(Records for processing Opens)

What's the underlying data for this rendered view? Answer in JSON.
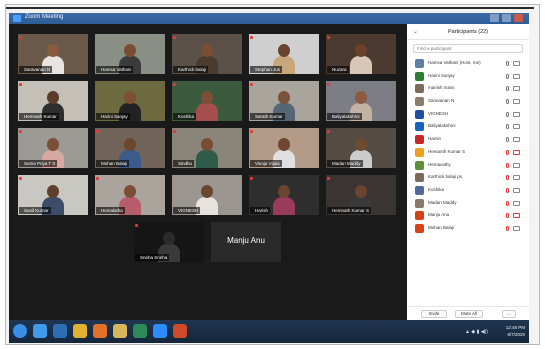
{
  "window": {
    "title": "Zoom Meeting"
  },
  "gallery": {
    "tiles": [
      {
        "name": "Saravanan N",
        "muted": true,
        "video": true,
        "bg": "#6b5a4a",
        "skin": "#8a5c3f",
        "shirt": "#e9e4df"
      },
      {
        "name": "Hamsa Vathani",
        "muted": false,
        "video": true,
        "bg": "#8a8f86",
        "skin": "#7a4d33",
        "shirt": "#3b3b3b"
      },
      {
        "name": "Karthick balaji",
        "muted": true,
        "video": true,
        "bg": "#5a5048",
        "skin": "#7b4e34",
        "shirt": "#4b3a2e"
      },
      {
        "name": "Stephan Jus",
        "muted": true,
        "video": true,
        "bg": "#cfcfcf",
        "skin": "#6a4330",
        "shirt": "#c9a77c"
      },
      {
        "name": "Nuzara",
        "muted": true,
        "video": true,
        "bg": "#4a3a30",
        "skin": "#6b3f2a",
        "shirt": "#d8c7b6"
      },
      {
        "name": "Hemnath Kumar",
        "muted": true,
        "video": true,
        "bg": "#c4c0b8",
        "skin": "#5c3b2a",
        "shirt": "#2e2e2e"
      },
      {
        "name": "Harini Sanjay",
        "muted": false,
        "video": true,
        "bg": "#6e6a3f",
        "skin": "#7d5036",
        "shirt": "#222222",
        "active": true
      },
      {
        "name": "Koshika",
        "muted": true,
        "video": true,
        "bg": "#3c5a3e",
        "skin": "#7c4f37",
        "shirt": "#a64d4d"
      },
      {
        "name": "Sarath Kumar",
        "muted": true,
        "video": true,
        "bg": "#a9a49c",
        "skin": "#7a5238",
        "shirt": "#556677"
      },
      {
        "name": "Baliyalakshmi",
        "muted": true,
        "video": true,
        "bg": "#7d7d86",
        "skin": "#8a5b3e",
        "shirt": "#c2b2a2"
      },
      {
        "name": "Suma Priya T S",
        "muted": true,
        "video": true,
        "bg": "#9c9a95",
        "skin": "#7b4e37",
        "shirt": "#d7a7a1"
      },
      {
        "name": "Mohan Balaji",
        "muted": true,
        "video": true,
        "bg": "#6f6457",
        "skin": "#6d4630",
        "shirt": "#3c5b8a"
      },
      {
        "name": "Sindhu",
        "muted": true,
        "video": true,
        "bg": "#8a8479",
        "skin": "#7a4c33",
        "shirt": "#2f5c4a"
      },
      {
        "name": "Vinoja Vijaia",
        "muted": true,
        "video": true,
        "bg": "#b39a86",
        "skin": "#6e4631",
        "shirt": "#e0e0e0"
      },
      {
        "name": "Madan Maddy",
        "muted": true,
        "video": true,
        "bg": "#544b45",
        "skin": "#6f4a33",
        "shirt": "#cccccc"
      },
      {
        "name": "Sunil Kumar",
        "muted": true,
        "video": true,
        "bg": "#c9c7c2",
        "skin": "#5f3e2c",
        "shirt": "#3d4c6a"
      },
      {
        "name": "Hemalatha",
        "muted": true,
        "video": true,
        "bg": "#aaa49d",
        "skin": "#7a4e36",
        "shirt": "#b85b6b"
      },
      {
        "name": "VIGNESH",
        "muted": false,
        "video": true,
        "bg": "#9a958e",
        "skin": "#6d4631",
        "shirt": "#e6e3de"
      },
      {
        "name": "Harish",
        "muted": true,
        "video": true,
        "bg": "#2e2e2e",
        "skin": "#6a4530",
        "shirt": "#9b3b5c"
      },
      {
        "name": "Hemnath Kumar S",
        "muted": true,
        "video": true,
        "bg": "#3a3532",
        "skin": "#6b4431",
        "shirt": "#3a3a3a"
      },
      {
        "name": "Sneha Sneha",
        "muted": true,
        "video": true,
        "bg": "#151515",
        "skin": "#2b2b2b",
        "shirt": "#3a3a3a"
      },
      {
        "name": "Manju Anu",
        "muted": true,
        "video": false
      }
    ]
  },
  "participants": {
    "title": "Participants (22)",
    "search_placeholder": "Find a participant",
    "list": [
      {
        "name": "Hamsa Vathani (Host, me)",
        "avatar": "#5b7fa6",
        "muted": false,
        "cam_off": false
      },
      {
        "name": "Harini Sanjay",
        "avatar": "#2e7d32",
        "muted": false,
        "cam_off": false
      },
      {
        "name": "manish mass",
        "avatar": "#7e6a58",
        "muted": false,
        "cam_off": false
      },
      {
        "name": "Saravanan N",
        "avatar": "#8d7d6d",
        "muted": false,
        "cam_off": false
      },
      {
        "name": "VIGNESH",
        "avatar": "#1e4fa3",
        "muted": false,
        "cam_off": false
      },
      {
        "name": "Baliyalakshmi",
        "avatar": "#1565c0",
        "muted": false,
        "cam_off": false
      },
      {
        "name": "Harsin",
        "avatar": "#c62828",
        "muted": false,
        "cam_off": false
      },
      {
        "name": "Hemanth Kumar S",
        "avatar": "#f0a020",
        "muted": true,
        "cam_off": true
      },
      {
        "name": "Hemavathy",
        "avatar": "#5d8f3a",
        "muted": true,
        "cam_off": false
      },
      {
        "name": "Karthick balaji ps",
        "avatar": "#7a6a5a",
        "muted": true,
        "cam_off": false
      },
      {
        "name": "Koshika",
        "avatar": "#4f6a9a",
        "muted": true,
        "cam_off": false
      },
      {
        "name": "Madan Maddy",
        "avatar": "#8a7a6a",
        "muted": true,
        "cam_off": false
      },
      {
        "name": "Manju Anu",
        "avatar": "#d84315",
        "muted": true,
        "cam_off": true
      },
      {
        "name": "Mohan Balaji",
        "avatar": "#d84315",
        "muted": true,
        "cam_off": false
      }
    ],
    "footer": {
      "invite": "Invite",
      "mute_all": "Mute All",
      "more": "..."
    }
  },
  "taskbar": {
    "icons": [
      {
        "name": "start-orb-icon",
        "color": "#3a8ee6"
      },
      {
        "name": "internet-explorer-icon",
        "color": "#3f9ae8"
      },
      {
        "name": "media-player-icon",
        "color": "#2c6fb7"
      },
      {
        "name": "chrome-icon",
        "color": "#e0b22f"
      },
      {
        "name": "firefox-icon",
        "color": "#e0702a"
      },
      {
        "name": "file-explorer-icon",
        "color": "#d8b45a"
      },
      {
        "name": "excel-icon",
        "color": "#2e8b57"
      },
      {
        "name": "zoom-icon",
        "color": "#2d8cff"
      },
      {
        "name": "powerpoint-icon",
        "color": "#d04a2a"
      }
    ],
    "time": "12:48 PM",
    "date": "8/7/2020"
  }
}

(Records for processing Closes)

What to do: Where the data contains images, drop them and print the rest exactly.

Response to the exercise:
What's the underlying data for this rendered view? Answer in JSON.
{
  "window": {
    "title": "Zoom Meeting"
  },
  "gallery": {
    "tiles": [
      {
        "name": "Saravanan N",
        "muted": true,
        "video": true,
        "bg": "#6b5a4a",
        "skin": "#8a5c3f",
        "shirt": "#e9e4df"
      },
      {
        "name": "Hamsa Vathani",
        "muted": false,
        "video": true,
        "bg": "#8a8f86",
        "skin": "#7a4d33",
        "shirt": "#3b3b3b"
      },
      {
        "name": "Karthick balaji",
        "muted": true,
        "video": true,
        "bg": "#5a5048",
        "skin": "#7b4e34",
        "shirt": "#4b3a2e"
      },
      {
        "name": "Stephan Jus",
        "muted": true,
        "video": true,
        "bg": "#cfcfcf",
        "skin": "#6a4330",
        "shirt": "#c9a77c"
      },
      {
        "name": "Nuzara",
        "muted": true,
        "video": true,
        "bg": "#4a3a30",
        "skin": "#6b3f2a",
        "shirt": "#d8c7b6"
      },
      {
        "name": "Hemnath Kumar",
        "muted": true,
        "video": true,
        "bg": "#c4c0b8",
        "skin": "#5c3b2a",
        "shirt": "#2e2e2e"
      },
      {
        "name": "Harini Sanjay",
        "muted": false,
        "video": true,
        "bg": "#6e6a3f",
        "skin": "#7d5036",
        "shirt": "#222222",
        "active": true
      },
      {
        "name": "Koshika",
        "muted": true,
        "video": true,
        "bg": "#3c5a3e",
        "skin": "#7c4f37",
        "shirt": "#a64d4d"
      },
      {
        "name": "Sarath Kumar",
        "muted": true,
        "video": true,
        "bg": "#a9a49c",
        "skin": "#7a5238",
        "shirt": "#556677"
      },
      {
        "name": "Baliyalakshmi",
        "muted": true,
        "video": true,
        "bg": "#7d7d86",
        "skin": "#8a5b3e",
        "shirt": "#c2b2a2"
      },
      {
        "name": "Suma Priya T S",
        "muted": true,
        "video": true,
        "bg": "#9c9a95",
        "skin": "#7b4e37",
        "shirt": "#d7a7a1"
      },
      {
        "name": "Mohan Balaji",
        "muted": true,
        "video": true,
        "bg": "#6f6457",
        "skin": "#6d4630",
        "shirt": "#3c5b8a"
      },
      {
        "name": "Sindhu",
        "muted": true,
        "video": true,
        "bg": "#8a8479",
        "skin": "#7a4c33",
        "shirt": "#2f5c4a"
      },
      {
        "name": "Vinoja Vijaia",
        "muted": true,
        "video": true,
        "bg": "#b39a86",
        "skin": "#6e4631",
        "shirt": "#e0e0e0"
      },
      {
        "name": "Madan Maddy",
        "muted": true,
        "video": true,
        "bg": "#544b45",
        "skin": "#6f4a33",
        "shirt": "#cccccc"
      },
      {
        "name": "Sunil Kumar",
        "muted": true,
        "video": true,
        "bg": "#c9c7c2",
        "skin": "#5f3e2c",
        "shirt": "#3d4c6a"
      },
      {
        "name": "Hemalatha",
        "muted": true,
        "video": true,
        "bg": "#aaa49d",
        "skin": "#7a4e36",
        "shirt": "#b85b6b"
      },
      {
        "name": "VIGNESH",
        "muted": false,
        "video": true,
        "bg": "#9a958e",
        "skin": "#6d4631",
        "shirt": "#e6e3de"
      },
      {
        "name": "Harish",
        "muted": true,
        "video": true,
        "bg": "#2e2e2e",
        "skin": "#6a4530",
        "shirt": "#9b3b5c"
      },
      {
        "name": "Hemnath Kumar S",
        "muted": true,
        "video": true,
        "bg": "#3a3532",
        "skin": "#6b4431",
        "shirt": "#3a3a3a"
      },
      {
        "name": "Sneha Sneha",
        "muted": true,
        "video": true,
        "bg": "#151515",
        "skin": "#2b2b2b",
        "shirt": "#3a3a3a"
      },
      {
        "name": "Manju Anu",
        "muted": true,
        "video": false
      }
    ]
  },
  "participants": {
    "title": "Participants (22)",
    "search_placeholder": "Find a participant",
    "list": [
      {
        "name": "Hamsa Vathani (Host, me)",
        "avatar": "#5b7fa6",
        "muted": false,
        "cam_off": false
      },
      {
        "name": "Harini Sanjay",
        "avatar": "#2e7d32",
        "muted": false,
        "cam_off": false
      },
      {
        "name": "manish mass",
        "avatar": "#7e6a58",
        "muted": false,
        "cam_off": false
      },
      {
        "name": "Saravanan N",
        "avatar": "#8d7d6d",
        "muted": false,
        "cam_off": false
      },
      {
        "name": "VIGNESH",
        "avatar": "#1e4fa3",
        "muted": false,
        "cam_off": false
      },
      {
        "name": "Baliyalakshmi",
        "avatar": "#1565c0",
        "muted": false,
        "cam_off": false
      },
      {
        "name": "Harsin",
        "avatar": "#c62828",
        "muted": false,
        "cam_off": false
      },
      {
        "name": "Hemanth Kumar S",
        "avatar": "#f0a020",
        "muted": true,
        "cam_off": true
      },
      {
        "name": "Hemavathy",
        "avatar": "#5d8f3a",
        "muted": true,
        "cam_off": false
      },
      {
        "name": "Karthick balaji ps",
        "avatar": "#7a6a5a",
        "muted": true,
        "cam_off": false
      },
      {
        "name": "Koshika",
        "avatar": "#4f6a9a",
        "muted": true,
        "cam_off": false
      },
      {
        "name": "Madan Maddy",
        "avatar": "#8a7a6a",
        "muted": true,
        "cam_off": false
      },
      {
        "name": "Manju Anu",
        "avatar": "#d84315",
        "muted": true,
        "cam_off": true
      },
      {
        "name": "Mohan Balaji",
        "avatar": "#d84315",
        "muted": true,
        "cam_off": false
      }
    ],
    "footer": {
      "invite": "Invite",
      "mute_all": "Mute All",
      "more": "..."
    }
  },
  "taskbar": {
    "icons": [
      {
        "name": "start-orb-icon",
        "color": "#3a8ee6"
      },
      {
        "name": "internet-explorer-icon",
        "color": "#3f9ae8"
      },
      {
        "name": "media-player-icon",
        "color": "#2c6fb7"
      },
      {
        "name": "chrome-icon",
        "color": "#e0b22f"
      },
      {
        "name": "firefox-icon",
        "color": "#e0702a"
      },
      {
        "name": "file-explorer-icon",
        "color": "#d8b45a"
      },
      {
        "name": "excel-icon",
        "color": "#2e8b57"
      },
      {
        "name": "zoom-icon",
        "color": "#2d8cff"
      },
      {
        "name": "powerpoint-icon",
        "color": "#d04a2a"
      }
    ],
    "time": "12:48 PM",
    "date": "8/7/2020"
  }
}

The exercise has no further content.